Put another way, in cold weather, the frosty conditions impact the mobility of the electrons within the EV battery. The performance of an EV battery in sub-zero conditions will depend on the type of battery i.e. not all EV batteries are the same. However, in general EV batteries perform their best between 15 degrees Celsius and 25 degrees Celsius.
Apart from the above, in sub-zero or colder driving conditions, it is but obvious to take advantage of heating within the cabin, to include features like heated car seats etc. These services are also powered by the EV battery and therefore an increase in the use of such services will reduce the battery charge available for electric driving.
Cold temperatures also reduce the speed of charging, and depending on the exact conditions, charging speeds can be reduced by 30%. It is also the case that regenerative braking does get impacted in colder conditions i.e. it is not as efficient at recouping energy lost as heat during braking.
In other respects, sub-zero driving conditions impact an EV the same way it impacts an internal combustion engine (ICE) petrol or diesel car i.e. the road surface becomes slippery, and in general driving conditions are more hazardous. Always best to drive with caution and with an appropriate set of winter tyres.
So, if you do live in sub-zero temperatures, we would recommend you to always make sure you have adequately charged the EV battery, and planned your trip to include the potential reduction in performance in emission-free range. Also worth taking advantage of any preconditioning feature to heat the EV cabin while still connected to your home charging point.
Of course, before buying a plug-in electric car, we would encourage you to research in detail the range of the EV, impact of the cold on the specific EV and the overall fit of a potential EV for your needs. The bottom-line is that most of the latest all-electric cars like to award-winning Tesla Model 3 have a zero-emission range adequate for most commuters between 150 miles to 300 miles (WLTP). Moreover, the performance of the EV batteries has vastly improved since the launch of the first generation of electric vehicles (EVs).
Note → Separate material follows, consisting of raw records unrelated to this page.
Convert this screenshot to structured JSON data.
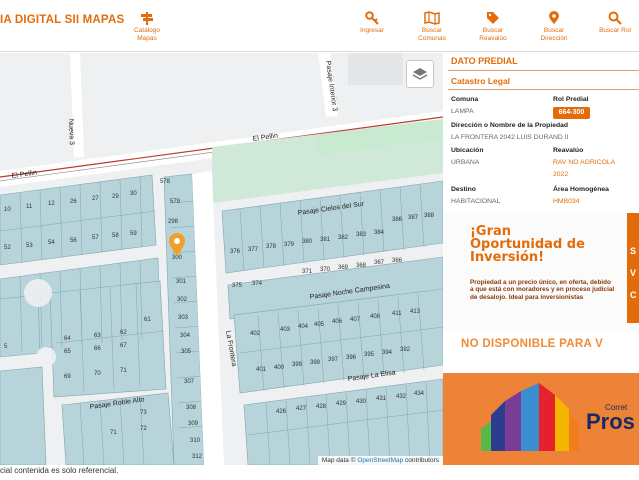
{
  "header": {
    "brand": "IA DIGITAL SII MAPAS",
    "nav": [
      {
        "label": "Catálogo\nMapas",
        "icon": "signpost-icon"
      },
      {
        "label": "Ingresar",
        "icon": "key-icon"
      },
      {
        "label": "Buscar\nComunas",
        "icon": "map-icon"
      },
      {
        "label": "Buscar\nReavalúo",
        "icon": "price-tag-icon"
      },
      {
        "label": "Buscar\nDirección",
        "icon": "location-pin-icon"
      },
      {
        "label": "Buscar Rol",
        "icon": "search-icon"
      }
    ]
  },
  "map": {
    "streets": [
      "El Pellin",
      "El Pellin",
      "Pasaje Interior 3",
      "Nueva 3",
      "Pasaje Cielos del Sur",
      "Pasaje Noche Campesina",
      "La Frontera",
      "Pasaje La Elisa",
      "Pasaje Roble Alto"
    ],
    "attribution_prefix": "Map data ©",
    "attribution_link": "OpenStreetMap",
    "attribution_suffix": "contributors"
  },
  "footer_note": "cial contenida es solo referencial.",
  "panel": {
    "title": "DATO PREDIAL",
    "subtitle": "Catastro Legal",
    "comuna_label": "Comuna",
    "comuna_value": "LAMPA",
    "rol_label": "Rol Predial",
    "rol_value": "664-300",
    "direccion_label": "Dirección o Nombre de la Propiedad",
    "direccion_value": "LA FRONTERA 2042 LUIS DURAND II",
    "ubicacion_label": "Ubicación",
    "ubicacion_value": "URBANA",
    "reavaluo_label": "Reavalúo",
    "reavaluo_value_1": "RAV NO AGRICOLA",
    "reavaluo_value_2": "2022",
    "destino_label": "Destino",
    "destino_value": "HABITACIONAL",
    "area_label": "Área Homogénea",
    "area_value": "HMB034"
  },
  "ad": {
    "gran": "¡Gran Oportunidad de Inversión!",
    "text": "Propiedad a un precio único, en oferta, debido a que está con moradores y en proceso judicial de desalojo. Ideal para inversionistas",
    "right_letters": "S V C",
    "no_disponible": "NO DISPONIBLE PARA V",
    "brand_small": "Corret",
    "brand_big": "Pros"
  },
  "colors": {
    "accent": "#e36c0a",
    "parcel": "#b7d4da",
    "parcel_stroke": "#7fa6ae",
    "road": "#ffffff"
  }
}
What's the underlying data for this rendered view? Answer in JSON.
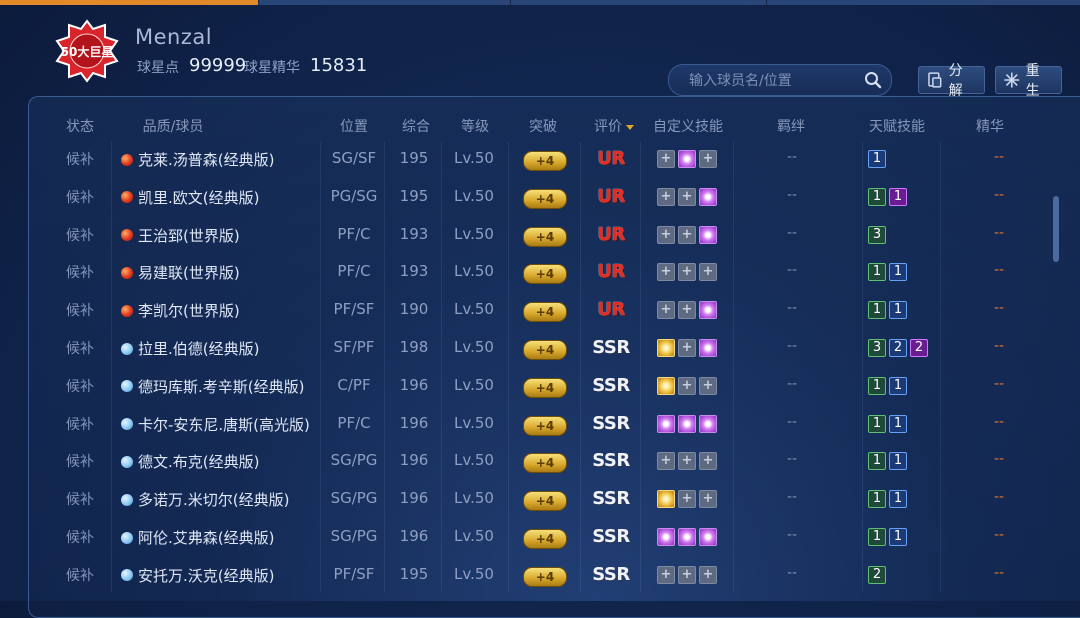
{
  "user": {
    "name": "Menzal",
    "logo_text": "50大巨星"
  },
  "stats": [
    {
      "label": "球星点",
      "value": "99999"
    },
    {
      "label": "球星精华",
      "value": "15831"
    }
  ],
  "search": {
    "placeholder": "输入球员名/位置"
  },
  "buttons": {
    "decompose": "分解",
    "rebirth": "重生"
  },
  "columns": [
    "状态",
    "品质/球员",
    "位置",
    "综合",
    "等级",
    "突破",
    "评价",
    "自定义技能",
    "羁绊",
    "天赋技能",
    "精华"
  ],
  "colors": {
    "accent": "#e28a2a",
    "ur": "#e52a22",
    "essence": "#e4752a"
  },
  "rows": [
    {
      "status": "候补",
      "quality": "red",
      "name": "克莱.汤普森(经典版)",
      "position": "SG/SF",
      "overall": "195",
      "level": "Lv.50",
      "breakthrough": "+4",
      "grade": "UR",
      "skills": [
        "empty",
        "purple",
        "empty"
      ],
      "bond": "--",
      "talents": [
        {
          "v": "1",
          "c": "blue"
        }
      ],
      "essence": "--"
    },
    {
      "status": "候补",
      "quality": "red",
      "name": "凯里.欧文(经典版)",
      "position": "PG/SG",
      "overall": "195",
      "level": "Lv.50",
      "breakthrough": "+4",
      "grade": "UR",
      "skills": [
        "empty",
        "empty",
        "purple"
      ],
      "bond": "--",
      "talents": [
        {
          "v": "1",
          "c": "green"
        },
        {
          "v": "1",
          "c": "purple"
        }
      ],
      "essence": "--"
    },
    {
      "status": "候补",
      "quality": "red",
      "name": "王治郅(世界版)",
      "position": "PF/C",
      "overall": "193",
      "level": "Lv.50",
      "breakthrough": "+4",
      "grade": "UR",
      "skills": [
        "empty",
        "empty",
        "purple"
      ],
      "bond": "--",
      "talents": [
        {
          "v": "3",
          "c": "green"
        }
      ],
      "essence": "--"
    },
    {
      "status": "候补",
      "quality": "red",
      "name": "易建联(世界版)",
      "position": "PF/C",
      "overall": "193",
      "level": "Lv.50",
      "breakthrough": "+4",
      "grade": "UR",
      "skills": [
        "empty",
        "empty",
        "empty"
      ],
      "bond": "--",
      "talents": [
        {
          "v": "1",
          "c": "green"
        },
        {
          "v": "1",
          "c": "blue"
        }
      ],
      "essence": "--"
    },
    {
      "status": "候补",
      "quality": "red",
      "name": "李凯尔(世界版)",
      "position": "PF/SF",
      "overall": "190",
      "level": "Lv.50",
      "breakthrough": "+4",
      "grade": "UR",
      "skills": [
        "empty",
        "empty",
        "purple"
      ],
      "bond": "--",
      "talents": [
        {
          "v": "1",
          "c": "green"
        },
        {
          "v": "1",
          "c": "blue"
        }
      ],
      "essence": "--"
    },
    {
      "status": "候补",
      "quality": "blue",
      "name": "拉里.伯德(经典版)",
      "position": "SF/PF",
      "overall": "198",
      "level": "Lv.50",
      "breakthrough": "+4",
      "grade": "SSR",
      "skills": [
        "gold",
        "empty",
        "purple"
      ],
      "bond": "--",
      "talents": [
        {
          "v": "3",
          "c": "green"
        },
        {
          "v": "2",
          "c": "blue"
        },
        {
          "v": "2",
          "c": "purple"
        }
      ],
      "essence": "--"
    },
    {
      "status": "候补",
      "quality": "blue",
      "name": "德玛库斯.考辛斯(经典版)",
      "position": "C/PF",
      "overall": "196",
      "level": "Lv.50",
      "breakthrough": "+4",
      "grade": "SSR",
      "skills": [
        "gold",
        "empty",
        "empty"
      ],
      "bond": "--",
      "talents": [
        {
          "v": "1",
          "c": "green"
        },
        {
          "v": "1",
          "c": "blue"
        }
      ],
      "essence": "--"
    },
    {
      "status": "候补",
      "quality": "blue",
      "name": "卡尔-安东尼.唐斯(高光版)",
      "position": "PF/C",
      "overall": "196",
      "level": "Lv.50",
      "breakthrough": "+4",
      "grade": "SSR",
      "skills": [
        "purple",
        "purple",
        "purple"
      ],
      "bond": "--",
      "talents": [
        {
          "v": "1",
          "c": "green"
        },
        {
          "v": "1",
          "c": "blue"
        }
      ],
      "essence": "--"
    },
    {
      "status": "候补",
      "quality": "blue",
      "name": "德文.布克(经典版)",
      "position": "SG/PG",
      "overall": "196",
      "level": "Lv.50",
      "breakthrough": "+4",
      "grade": "SSR",
      "skills": [
        "empty",
        "empty",
        "empty"
      ],
      "bond": "--",
      "talents": [
        {
          "v": "1",
          "c": "green"
        },
        {
          "v": "1",
          "c": "blue"
        }
      ],
      "essence": "--"
    },
    {
      "status": "候补",
      "quality": "blue",
      "name": "多诺万.米切尔(经典版)",
      "position": "SG/PG",
      "overall": "196",
      "level": "Lv.50",
      "breakthrough": "+4",
      "grade": "SSR",
      "skills": [
        "gold",
        "empty",
        "empty"
      ],
      "bond": "--",
      "talents": [
        {
          "v": "1",
          "c": "green"
        },
        {
          "v": "1",
          "c": "blue"
        }
      ],
      "essence": "--"
    },
    {
      "status": "候补",
      "quality": "blue",
      "name": "阿伦.艾弗森(经典版)",
      "position": "SG/PG",
      "overall": "196",
      "level": "Lv.50",
      "breakthrough": "+4",
      "grade": "SSR",
      "skills": [
        "purple",
        "purple",
        "purple"
      ],
      "bond": "--",
      "talents": [
        {
          "v": "1",
          "c": "green"
        },
        {
          "v": "1",
          "c": "blue"
        }
      ],
      "essence": "--"
    },
    {
      "status": "候补",
      "quality": "blue",
      "name": "安托万.沃克(经典版)",
      "position": "PF/SF",
      "overall": "195",
      "level": "Lv.50",
      "breakthrough": "+4",
      "grade": "SSR",
      "skills": [
        "empty",
        "empty",
        "empty"
      ],
      "bond": "--",
      "talents": [
        {
          "v": "2",
          "c": "green"
        }
      ],
      "essence": "--"
    }
  ]
}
We also hope to see new EV battery technology develop further, to include solid-state batteries, which has the potential to perform better than lithium-ion batteries in extreme cold environments. But as mentioned above, we in the UK are fortunate to live in relatively mild temperatures through the year, so for many of us, the issue of sub-zero driving is not as pertinent!
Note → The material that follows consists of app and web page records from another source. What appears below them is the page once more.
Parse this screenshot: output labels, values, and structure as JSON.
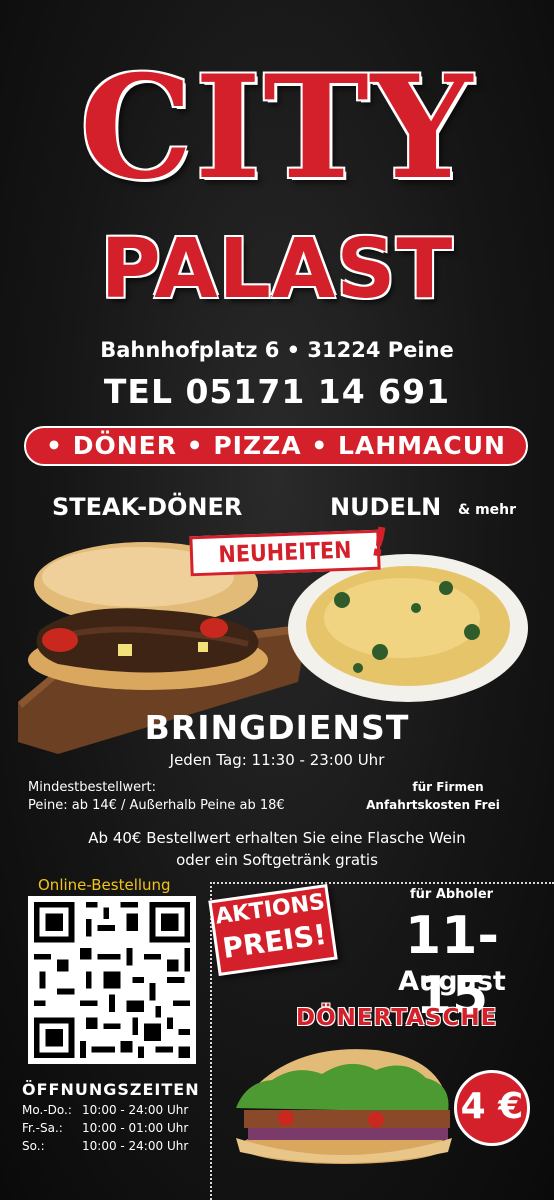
{
  "brand": {
    "line1": "CITY",
    "line2": "PALAST"
  },
  "address": "Bahnhofplatz 6 • 31224 Peine",
  "phone": "TEL 05171 14 691",
  "categories": "• DÖNER • PIZZA • LAHMACUN",
  "products": {
    "left_label": "STEAK-DÖNER",
    "right_label": "NUDELN",
    "right_suffix": "& mehr",
    "badge": "NEUHEITEN",
    "badge_excl": "!"
  },
  "delivery": {
    "title": "BRINGDIENST",
    "hours": "Jeden Tag: 11:30 - 23:00 Uhr",
    "min_label": "Mindestbestellwert:",
    "min_value": "Peine: ab 14€ / Außerhalb Peine ab 18€",
    "firms_label": "für Firmen",
    "firms_value": "Anfahrtskosten Frei",
    "promo_line1": "Ab 40€ Bestellwert erhalten Sie eine Flasche Wein",
    "promo_line2": "oder ein Softgetränk gratis"
  },
  "online": {
    "label": "Online-Bestellung"
  },
  "offer": {
    "badge_line1": "AKTIONS",
    "badge_line2": "PREIS!",
    "audience": "für Abholer",
    "days": "11-15",
    "month": "August",
    "product": "DÖNERTASCHE",
    "price": "4 €"
  },
  "hours": {
    "title": "ÖFFNUNGSZEITEN",
    "rows": [
      {
        "day": "Mo.-Do.:",
        "time": "10:00 - 24:00 Uhr"
      },
      {
        "day": "Fr.-Sa.:",
        "time": "10:00 - 01:00 Uhr"
      },
      {
        "day": "So.:",
        "time": "10:00 - 24:00 Uhr"
      }
    ]
  },
  "colors": {
    "accent": "#d4202a",
    "gold": "#f2c318",
    "background": "#161616"
  }
}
For those of you seeking to buy EV home charging points, we offer a vast range of high quality and high performance electric car charging points at competitive prices. We also offer EV charging cables, EV leasing and green energy.